    1. Crystal, that is my hope, that BU leads the reader to Jesus, the only one who can heal. Thank you for this gorgeous comment, for always supporting and encouraging me. You are a Godsend.

  6. Hi Wendy aka Emma. Loved reading your story and journey so far. Bless you for writing the book and I know God is already using it powerfully.I would love to win a copy of your book. I too have written a "similar" book called 'Dancing in the Rain' which emerged out of a season of grief. Waiting to get it published but meanwhile have been sending chapters to bless friends and family going through hard times. So what you've written is very much on my heart.

    May God use your book in awesome ways to bless and minister to many.
    Warm congratulations Wendy and many blessings to you.

    1. Anusha, I did the same thing when Broken Umbrellas was just a document on my computer! I sent it to anyone who wanted to read it, or who needed to read it. I know your book is amazing, because you allowed God to use you through your grief. Praising him for sisters who share their story without fear of what others will think. Or who share in spite of that fear.

  7. I love this kind of book! I so identify with Wendy, because I could never do relationships either. The summer before I retired from my job as rural route mail carrier with the Post Office, the Lord told me, "We will be working on relationships after you retire." The 11 years since then have been one step after another in that process. Now doing tasks all day without significant connections with people bores me to tears!

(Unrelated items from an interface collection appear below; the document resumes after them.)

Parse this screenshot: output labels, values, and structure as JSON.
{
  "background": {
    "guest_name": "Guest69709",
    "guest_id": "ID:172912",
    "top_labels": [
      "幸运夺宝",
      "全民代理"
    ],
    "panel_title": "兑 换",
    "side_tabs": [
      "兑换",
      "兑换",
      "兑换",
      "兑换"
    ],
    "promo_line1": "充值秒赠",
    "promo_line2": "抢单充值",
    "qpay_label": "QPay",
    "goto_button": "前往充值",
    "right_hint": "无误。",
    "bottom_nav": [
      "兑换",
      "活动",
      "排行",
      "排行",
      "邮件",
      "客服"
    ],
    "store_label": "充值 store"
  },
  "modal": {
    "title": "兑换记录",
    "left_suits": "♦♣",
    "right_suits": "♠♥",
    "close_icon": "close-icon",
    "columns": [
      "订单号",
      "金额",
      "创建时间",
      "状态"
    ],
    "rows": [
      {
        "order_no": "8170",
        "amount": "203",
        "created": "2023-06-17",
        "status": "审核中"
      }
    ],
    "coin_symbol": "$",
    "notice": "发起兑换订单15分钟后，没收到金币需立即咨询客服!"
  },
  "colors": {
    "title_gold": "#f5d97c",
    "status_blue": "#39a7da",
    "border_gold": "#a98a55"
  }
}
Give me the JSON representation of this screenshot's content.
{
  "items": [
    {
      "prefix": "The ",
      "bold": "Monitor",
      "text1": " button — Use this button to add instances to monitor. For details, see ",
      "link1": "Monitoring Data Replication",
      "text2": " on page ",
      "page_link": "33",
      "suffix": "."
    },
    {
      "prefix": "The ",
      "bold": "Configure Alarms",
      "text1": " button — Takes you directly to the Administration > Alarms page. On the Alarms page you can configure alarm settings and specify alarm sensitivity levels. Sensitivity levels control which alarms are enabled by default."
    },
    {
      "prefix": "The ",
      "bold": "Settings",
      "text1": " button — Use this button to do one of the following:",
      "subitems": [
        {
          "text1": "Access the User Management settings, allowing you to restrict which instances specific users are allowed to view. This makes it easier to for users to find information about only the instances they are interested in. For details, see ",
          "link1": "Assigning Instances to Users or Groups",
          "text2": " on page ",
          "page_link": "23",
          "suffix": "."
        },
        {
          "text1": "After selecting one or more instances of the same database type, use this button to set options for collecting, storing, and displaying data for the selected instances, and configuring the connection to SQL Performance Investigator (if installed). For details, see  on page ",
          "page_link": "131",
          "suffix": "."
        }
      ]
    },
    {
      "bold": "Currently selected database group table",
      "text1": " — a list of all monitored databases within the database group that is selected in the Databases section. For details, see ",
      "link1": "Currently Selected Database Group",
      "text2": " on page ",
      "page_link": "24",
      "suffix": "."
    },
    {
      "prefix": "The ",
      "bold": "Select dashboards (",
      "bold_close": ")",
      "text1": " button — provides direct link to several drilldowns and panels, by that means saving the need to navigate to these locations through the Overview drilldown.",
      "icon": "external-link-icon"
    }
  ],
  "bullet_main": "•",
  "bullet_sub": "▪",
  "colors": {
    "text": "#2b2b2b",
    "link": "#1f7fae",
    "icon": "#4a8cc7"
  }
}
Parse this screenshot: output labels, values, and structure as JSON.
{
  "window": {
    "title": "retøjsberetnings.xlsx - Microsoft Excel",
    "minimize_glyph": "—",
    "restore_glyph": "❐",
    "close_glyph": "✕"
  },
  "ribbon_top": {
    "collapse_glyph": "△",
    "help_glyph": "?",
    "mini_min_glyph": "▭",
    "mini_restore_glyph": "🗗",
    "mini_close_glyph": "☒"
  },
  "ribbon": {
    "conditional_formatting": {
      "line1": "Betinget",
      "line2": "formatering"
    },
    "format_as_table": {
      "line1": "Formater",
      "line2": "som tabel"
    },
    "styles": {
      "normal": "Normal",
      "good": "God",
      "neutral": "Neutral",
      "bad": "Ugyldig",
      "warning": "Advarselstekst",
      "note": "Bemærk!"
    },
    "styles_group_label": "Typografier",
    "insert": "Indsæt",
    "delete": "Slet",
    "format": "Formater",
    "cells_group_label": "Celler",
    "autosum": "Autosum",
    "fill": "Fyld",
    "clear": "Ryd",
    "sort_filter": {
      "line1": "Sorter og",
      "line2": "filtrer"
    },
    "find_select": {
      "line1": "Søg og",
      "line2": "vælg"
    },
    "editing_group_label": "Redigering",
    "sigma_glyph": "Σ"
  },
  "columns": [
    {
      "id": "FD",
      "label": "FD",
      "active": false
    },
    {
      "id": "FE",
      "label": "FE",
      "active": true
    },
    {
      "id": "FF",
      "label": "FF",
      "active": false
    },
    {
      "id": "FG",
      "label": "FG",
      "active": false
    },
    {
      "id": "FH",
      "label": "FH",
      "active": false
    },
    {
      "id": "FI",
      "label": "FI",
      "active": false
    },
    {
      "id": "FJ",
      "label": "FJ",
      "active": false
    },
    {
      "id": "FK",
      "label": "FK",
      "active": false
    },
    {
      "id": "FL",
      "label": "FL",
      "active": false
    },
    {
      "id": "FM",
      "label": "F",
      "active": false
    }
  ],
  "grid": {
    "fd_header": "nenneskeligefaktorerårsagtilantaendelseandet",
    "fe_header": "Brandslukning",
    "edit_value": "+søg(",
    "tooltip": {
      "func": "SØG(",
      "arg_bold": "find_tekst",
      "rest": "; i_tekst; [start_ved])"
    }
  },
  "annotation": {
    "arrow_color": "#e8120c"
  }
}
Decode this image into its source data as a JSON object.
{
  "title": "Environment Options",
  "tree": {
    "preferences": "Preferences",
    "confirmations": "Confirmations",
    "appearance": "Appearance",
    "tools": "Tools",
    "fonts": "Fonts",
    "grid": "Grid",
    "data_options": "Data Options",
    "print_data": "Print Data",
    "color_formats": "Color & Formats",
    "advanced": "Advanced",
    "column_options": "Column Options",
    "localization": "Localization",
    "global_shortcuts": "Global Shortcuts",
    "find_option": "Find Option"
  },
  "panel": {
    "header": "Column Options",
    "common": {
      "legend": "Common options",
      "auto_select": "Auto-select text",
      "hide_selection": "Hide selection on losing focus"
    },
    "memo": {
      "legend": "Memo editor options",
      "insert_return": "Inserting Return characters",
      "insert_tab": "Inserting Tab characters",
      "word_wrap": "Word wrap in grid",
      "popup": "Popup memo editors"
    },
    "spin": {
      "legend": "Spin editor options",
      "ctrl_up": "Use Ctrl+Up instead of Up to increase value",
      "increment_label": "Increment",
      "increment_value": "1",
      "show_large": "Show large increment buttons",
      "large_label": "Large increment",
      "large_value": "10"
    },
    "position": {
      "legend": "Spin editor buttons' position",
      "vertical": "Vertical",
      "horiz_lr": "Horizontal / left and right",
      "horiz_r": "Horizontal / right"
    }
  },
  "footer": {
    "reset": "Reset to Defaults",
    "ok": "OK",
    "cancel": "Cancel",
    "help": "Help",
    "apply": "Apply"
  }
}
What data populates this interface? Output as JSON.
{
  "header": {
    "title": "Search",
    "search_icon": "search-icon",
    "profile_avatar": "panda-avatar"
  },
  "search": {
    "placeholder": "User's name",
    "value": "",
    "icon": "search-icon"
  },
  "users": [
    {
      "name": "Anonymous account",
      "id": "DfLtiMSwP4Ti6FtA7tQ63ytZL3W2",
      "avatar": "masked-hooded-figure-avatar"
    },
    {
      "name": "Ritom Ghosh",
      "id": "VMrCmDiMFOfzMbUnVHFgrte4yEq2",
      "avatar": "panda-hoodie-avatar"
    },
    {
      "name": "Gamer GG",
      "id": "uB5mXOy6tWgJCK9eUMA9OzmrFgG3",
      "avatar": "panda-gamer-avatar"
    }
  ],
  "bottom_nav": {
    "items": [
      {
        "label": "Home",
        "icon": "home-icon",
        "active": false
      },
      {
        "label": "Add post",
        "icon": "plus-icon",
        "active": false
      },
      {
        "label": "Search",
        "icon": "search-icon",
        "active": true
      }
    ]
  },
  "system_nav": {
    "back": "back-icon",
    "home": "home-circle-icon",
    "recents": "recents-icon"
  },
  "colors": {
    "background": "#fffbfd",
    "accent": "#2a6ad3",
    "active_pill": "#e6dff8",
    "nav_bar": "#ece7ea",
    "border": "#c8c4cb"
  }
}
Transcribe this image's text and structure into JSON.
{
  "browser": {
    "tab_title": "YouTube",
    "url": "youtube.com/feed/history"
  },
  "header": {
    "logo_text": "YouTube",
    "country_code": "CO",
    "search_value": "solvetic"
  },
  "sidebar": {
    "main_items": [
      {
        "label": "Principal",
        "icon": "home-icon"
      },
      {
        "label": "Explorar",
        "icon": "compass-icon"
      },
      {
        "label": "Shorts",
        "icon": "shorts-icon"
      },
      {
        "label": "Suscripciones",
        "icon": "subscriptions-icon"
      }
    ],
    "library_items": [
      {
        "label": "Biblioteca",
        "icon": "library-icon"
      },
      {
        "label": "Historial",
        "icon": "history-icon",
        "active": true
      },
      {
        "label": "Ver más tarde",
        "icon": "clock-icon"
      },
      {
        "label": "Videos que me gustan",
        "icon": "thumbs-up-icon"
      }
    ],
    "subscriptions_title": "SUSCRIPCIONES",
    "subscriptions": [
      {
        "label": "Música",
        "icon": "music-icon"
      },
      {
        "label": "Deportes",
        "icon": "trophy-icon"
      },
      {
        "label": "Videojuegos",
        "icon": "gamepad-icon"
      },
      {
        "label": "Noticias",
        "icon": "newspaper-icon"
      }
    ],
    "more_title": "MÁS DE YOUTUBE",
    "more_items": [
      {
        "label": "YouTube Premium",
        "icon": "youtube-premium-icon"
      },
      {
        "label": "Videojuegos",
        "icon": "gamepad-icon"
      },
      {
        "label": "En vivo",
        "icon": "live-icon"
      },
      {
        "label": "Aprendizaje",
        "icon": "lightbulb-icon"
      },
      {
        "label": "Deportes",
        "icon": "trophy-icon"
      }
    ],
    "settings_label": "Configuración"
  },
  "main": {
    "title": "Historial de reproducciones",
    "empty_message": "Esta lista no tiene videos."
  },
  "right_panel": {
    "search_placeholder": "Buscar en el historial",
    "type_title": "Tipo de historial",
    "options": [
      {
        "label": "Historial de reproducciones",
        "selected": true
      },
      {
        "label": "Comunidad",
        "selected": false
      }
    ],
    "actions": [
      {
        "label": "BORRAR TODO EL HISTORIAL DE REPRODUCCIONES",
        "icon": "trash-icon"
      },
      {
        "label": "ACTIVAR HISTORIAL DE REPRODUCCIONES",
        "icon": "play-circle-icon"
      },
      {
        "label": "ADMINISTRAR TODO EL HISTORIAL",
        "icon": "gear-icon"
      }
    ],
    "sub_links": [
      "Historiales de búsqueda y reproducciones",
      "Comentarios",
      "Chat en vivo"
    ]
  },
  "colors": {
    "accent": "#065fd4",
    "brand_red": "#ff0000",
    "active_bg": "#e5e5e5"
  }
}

    1. Oh Veronica, I can so relate! I need that deep connecting and it makes me sad when a lot of my interactions are on a superficial level. But I have to remember that God meets everyone where they are. I love how the Lord spoke to you and told you what you were going to work on. We were meant to be soul sisters :-)